The only UKCS asset that Chevron has expressed an interest in retaining is the Clair field, where it holds a stake of about 20 percent. Lead partner BP is just finishing the development of an expansion at Clair and expects that first oil from a new pair of platforms will begin this year. "Clair is a key advantaged oilfield . . . a giant resource whose second phase is about to begin production and which holds great potential for future developments,” said BP Upstream CEO Bernard Looney in July. 

Heading for shore

Chevron will likely redeploy its capital from North Sea assets to onshore E&P investment. The firm is very active in the Permian Basin shale fields, where it aims to produce 650,000 bpd by 2022. It also holds a 50 percent interest in the supergiant Tengiz field in Kazakhstan: this 25-billion-barrel reservoir is among the world's largest, and it puts out about 450,000 barrels per day. It also generates high volumes of naturally occurring hydrogen sulfide (sour gas), which is presently removed in processing as solid sulfur. The multi-million-tonne storage piles for this waste product may be seen from space, and they have been a source of tension with Kazakh regulators and local residents in years past. 
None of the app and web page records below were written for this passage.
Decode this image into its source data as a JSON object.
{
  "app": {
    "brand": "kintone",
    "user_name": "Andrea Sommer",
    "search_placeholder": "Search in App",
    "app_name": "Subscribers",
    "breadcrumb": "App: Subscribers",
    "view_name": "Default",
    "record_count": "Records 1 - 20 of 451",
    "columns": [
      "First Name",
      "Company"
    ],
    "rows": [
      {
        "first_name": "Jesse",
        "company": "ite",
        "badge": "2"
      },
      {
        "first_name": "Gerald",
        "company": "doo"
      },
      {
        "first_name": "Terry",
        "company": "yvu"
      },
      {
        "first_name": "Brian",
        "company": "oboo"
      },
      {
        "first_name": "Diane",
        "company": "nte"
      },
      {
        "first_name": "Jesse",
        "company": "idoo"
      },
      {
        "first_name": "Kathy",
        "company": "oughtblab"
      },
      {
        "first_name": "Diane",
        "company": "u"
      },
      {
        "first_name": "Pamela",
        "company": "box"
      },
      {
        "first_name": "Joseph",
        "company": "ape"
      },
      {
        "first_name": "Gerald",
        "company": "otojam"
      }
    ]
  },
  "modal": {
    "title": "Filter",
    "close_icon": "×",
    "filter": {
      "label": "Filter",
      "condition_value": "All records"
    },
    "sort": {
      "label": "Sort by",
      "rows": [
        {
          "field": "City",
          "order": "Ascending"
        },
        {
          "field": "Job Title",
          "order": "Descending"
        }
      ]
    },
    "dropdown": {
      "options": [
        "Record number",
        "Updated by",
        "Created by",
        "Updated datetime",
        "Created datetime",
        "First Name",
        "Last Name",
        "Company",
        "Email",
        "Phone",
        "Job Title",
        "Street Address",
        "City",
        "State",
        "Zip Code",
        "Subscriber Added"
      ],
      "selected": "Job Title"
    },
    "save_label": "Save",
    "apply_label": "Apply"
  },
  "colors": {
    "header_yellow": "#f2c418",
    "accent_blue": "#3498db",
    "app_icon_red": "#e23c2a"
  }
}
Chevron is investing billions of dollars in a new reinjection system that will put the sour gas back into the reservoir, which in turn will raise production by another 250,000 barrels per day. This next phase of Tengiz's expansion, dubbed the Future Growth and Wellhead Pressure Management Project, will cost Chevron and its partners an estimated $37 billion, including an allowance for contingencies.